The Greatest Gift ~ by David Wills, (Copyright 2012, David Wills, not to be re-published without permission)
Sunday, November 28, 1972. It was a big day. A really big day.
I turned 11, and my parents gave me the greatest gift ever – a black Schwinn bike, complete with a sparkly, silver banana seat and high handle bars. It wasn’t just cool, it was going to be the coolest bike in the bike rack in front of Ben Franklin Elementary School on Monday… and, it was!
Friday, December 3, 1972. It was a bad day. A really bad day.
Probably in my arrogance, I was admiring my new bike more than I should. I parked it in the bike rack that morning and in a rush, failed to remember to put the lock on it.
During recess, I took every opportunity to look at it. It was so cool. But when I came out at the end of the school day to get my incredible bike to ride home, I couldn’t believe me eyes. My stomach dropped. There was the bike rack. But my bike was nowhere in sight. It had disappeared. Stolen.I ran inside to the principal’s office and turned in a report, although I don’t think it did much good. Mr. Taylor wasn’t very fond of me anyway. It was a long, long walk home that day.
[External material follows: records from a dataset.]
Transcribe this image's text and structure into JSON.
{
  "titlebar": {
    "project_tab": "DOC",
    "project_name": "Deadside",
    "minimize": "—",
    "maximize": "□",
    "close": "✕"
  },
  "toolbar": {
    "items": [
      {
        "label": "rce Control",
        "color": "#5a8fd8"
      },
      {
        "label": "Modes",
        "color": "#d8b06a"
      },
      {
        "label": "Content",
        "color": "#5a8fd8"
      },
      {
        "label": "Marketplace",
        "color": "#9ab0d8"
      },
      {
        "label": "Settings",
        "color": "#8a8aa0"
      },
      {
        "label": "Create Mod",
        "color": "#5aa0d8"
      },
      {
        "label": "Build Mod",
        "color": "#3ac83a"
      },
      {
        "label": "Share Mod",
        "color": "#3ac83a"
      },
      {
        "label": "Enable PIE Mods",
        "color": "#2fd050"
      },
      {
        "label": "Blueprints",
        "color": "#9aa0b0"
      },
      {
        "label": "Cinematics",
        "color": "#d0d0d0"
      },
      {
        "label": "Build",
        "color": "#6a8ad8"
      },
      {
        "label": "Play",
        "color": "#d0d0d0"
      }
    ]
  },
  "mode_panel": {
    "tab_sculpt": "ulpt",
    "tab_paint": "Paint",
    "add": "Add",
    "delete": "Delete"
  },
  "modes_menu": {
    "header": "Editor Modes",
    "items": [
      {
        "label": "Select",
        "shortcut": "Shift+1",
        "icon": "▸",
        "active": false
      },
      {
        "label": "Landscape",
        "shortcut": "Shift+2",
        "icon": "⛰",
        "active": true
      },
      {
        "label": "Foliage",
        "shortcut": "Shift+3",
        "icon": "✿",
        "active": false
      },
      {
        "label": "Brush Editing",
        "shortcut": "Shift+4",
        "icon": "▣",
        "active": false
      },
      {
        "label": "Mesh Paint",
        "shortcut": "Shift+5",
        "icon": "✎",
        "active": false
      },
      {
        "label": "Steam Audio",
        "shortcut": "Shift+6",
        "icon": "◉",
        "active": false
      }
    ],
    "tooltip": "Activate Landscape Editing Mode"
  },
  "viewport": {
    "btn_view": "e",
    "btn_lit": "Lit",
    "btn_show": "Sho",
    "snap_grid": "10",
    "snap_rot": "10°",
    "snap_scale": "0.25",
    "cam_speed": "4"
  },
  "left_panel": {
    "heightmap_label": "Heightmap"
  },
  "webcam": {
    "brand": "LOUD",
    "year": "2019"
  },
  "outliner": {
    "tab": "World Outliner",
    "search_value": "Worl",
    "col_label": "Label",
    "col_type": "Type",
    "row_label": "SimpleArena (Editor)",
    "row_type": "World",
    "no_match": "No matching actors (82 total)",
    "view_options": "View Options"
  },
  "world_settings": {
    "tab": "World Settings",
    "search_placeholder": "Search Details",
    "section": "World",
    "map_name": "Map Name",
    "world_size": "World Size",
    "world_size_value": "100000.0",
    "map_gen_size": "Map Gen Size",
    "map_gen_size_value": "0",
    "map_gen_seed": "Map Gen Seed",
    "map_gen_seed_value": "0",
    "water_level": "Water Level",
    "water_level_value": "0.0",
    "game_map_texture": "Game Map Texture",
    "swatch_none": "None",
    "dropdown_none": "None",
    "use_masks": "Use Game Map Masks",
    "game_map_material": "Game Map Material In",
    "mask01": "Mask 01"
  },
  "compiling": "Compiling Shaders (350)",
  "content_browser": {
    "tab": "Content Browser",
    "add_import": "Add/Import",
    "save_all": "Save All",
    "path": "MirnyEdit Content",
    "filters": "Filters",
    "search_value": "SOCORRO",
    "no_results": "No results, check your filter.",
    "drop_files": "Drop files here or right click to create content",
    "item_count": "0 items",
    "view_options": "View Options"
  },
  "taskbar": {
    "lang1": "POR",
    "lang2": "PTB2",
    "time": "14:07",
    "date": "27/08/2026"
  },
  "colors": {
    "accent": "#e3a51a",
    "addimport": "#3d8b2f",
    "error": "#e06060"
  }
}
Friday, December 24, 1972. A day I will never, ever forget.
My extended family on my mom’s side had driven from Dallas and Waco to spend Christmas with our family. Among the bunch was my great uncle Bill (his real name was David, and I was named after him).
Uncle Bill was one tough hombre, as bald as bald could be. All of us kids were all a bit scared of him. He never married because he was in the FBI… whoa! He would never tell us what he did, so you can imagine what we thought he did. Uncle Bill lived by himself in an old house where my great-grandparents had lived in Waco, Texas. I always remember thinking how poor he was.
Christmas Eve can be magical for a 10-year-old boy. You can guess what I hoped for, but knew I wouldn’t receive.
Of course, another bike.
Sure enough, when Santa showed up… Schwinn did not. I knew it was all my fault I didn’t have a bike.After we opened our presents, Uncle Bill called my dad and me into my parents’ bedroom. I remember it like it was yesterday. I thought I was in trouble, as it was a condition I often found myself in. Uncle Bill pulled out his old leather wallet, opened it up, and took out a crisp brand new $100 dollar bill. I had never seen one in my life. He told me he heard about my bike being stolen and wanted to give me $100 dollars so I could go with my dad to get a new bike.
I just stared at it. I couldn’t believe it. Tears come even now, as I see this memory so clearly in my mind’s eye.
You see… generosity changes everything. I never looked at Uncle Bill the same. Here was a man that gave far more than he could afford to help a kid get a bike. Generosity is a strong, powerful, and mysterious thing. It changes us when we do it. It changes us when it’s done to us. That day forever changed that boy and this man.
May you experience generosity and the peace that comes from it this December, as we celebrate the One who would give the greatest gift of all.